Problem requirements:
Your answer should be the records below, repeated exactly as they stand.

Component data from apps and pages:
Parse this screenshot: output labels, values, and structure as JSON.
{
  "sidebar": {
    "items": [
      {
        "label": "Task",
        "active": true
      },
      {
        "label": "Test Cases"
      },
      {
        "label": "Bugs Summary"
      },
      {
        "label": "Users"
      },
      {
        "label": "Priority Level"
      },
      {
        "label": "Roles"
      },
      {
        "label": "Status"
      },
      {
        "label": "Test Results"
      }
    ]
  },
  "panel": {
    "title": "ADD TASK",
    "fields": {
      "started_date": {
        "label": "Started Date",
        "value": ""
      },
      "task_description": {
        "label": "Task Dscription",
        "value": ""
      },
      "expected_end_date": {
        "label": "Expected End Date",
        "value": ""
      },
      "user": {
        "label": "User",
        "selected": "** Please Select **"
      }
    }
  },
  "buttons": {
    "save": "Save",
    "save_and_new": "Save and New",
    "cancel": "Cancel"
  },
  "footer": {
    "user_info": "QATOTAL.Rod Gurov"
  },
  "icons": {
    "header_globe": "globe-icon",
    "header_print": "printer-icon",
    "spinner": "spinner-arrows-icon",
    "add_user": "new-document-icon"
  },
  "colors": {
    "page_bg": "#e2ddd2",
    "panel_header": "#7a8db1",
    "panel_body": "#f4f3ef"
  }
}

Answer to this task:
Parse this screenshot: output labels, values, and structure as JSON.
{
  "sidebar": {
    "items": [
      {
        "label": "Task",
        "active": true
      },
      {
        "label": "Test Cases"
      },
      {
        "label": "Bugs Summary"
      },
      {
        "label": "Users"
      },
      {
        "label": "Priority Level"
      },
      {
        "label": "Roles"
      },
      {
        "label": "Status"
      },
      {
        "label": "Test Results"
      }
    ]
  },
  "panel": {
    "title": "ADD TASK",
    "fields": {
      "started_date": {
        "label": "Started Date",
        "value": ""
      },
      "task_description": {
        "label": "Task Dscription",
        "value": ""
      },
      "expected_end_date": {
        "label": "Expected End Date",
        "value": ""
      },
      "user": {
        "label": "User",
        "selected": "** Please Select **"
      }
    }
  },
  "buttons": {
    "save": "Save",
    "save_and_new": "Save and New",
    "cancel": "Cancel"
  },
  "footer": {
    "user_info": "QATOTAL.Rod Gurov"
  },
  "icons": {
    "header_globe": "globe-icon",
    "header_print": "printer-icon",
    "spinner": "spinner-arrows-icon",
    "add_user": "new-document-icon"
  },
  "colors": {
    "page_bg": "#e2ddd2",
    "panel_header": "#7a8db1",
    "panel_body": "#f4f3ef"
  }
}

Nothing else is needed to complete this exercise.